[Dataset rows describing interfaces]
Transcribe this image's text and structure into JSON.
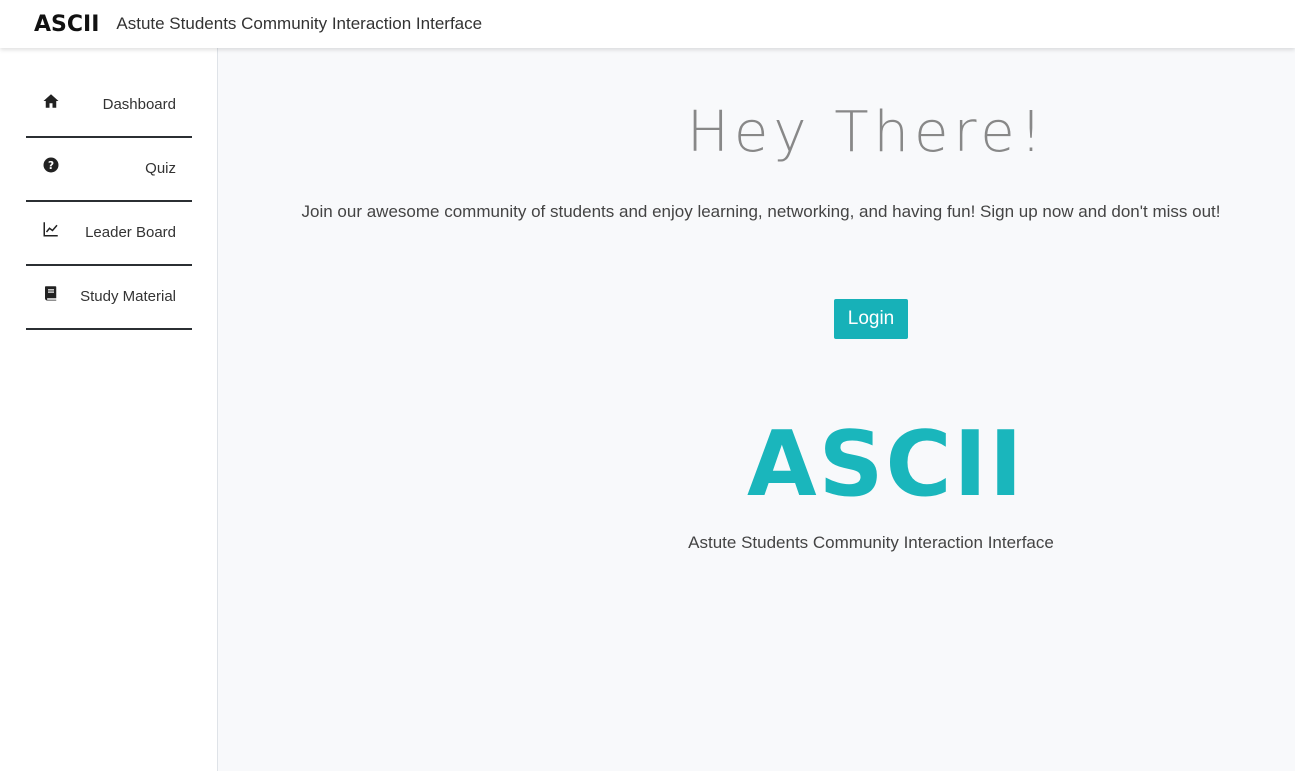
{
  "header": {
    "brand": "ASCII",
    "subtitle": "Astute Students Community Interaction Interface"
  },
  "sidebar": {
    "items": [
      {
        "label": "Dashboard",
        "icon": "home-icon"
      },
      {
        "label": "Quiz",
        "icon": "question-circle-icon"
      },
      {
        "label": "Leader Board",
        "icon": "line-chart-icon"
      },
      {
        "label": "Study Material",
        "icon": "book-icon"
      }
    ]
  },
  "main": {
    "heading": "Hey There!",
    "description": "Join our awesome community of students and enjoy learning, networking, and having fun! Sign up now and don't miss out!",
    "login_label": "Login",
    "logo_text": "ASCII",
    "logo_subtitle": "Astute Students Community Interaction Interface"
  },
  "colors": {
    "accent": "#17b1b8",
    "logo": "#1ab6bc",
    "heading": "#888888"
  }
}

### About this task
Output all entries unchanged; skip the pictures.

### Problem solution
Transcribe this image's text and structure into JSON.
{
  "header": {
    "brand": "ASCII",
    "subtitle": "Astute Students Community Interaction Interface"
  },
  "sidebar": {
    "items": [
      {
        "label": "Dashboard",
        "icon": "home-icon"
      },
      {
        "label": "Quiz",
        "icon": "question-circle-icon"
      },
      {
        "label": "Leader Board",
        "icon": "line-chart-icon"
      },
      {
        "label": "Study Material",
        "icon": "book-icon"
      }
    ]
  },
  "main": {
    "heading": "Hey There!",
    "description": "Join our awesome community of students and enjoy learning, networking, and having fun! Sign up now and don't miss out!",
    "login_label": "Login",
    "logo_text": "ASCII",
    "logo_subtitle": "Astute Students Community Interaction Interface"
  },
  "colors": {
    "accent": "#17b1b8",
    "logo": "#1ab6bc",
    "heading": "#888888"
  }
}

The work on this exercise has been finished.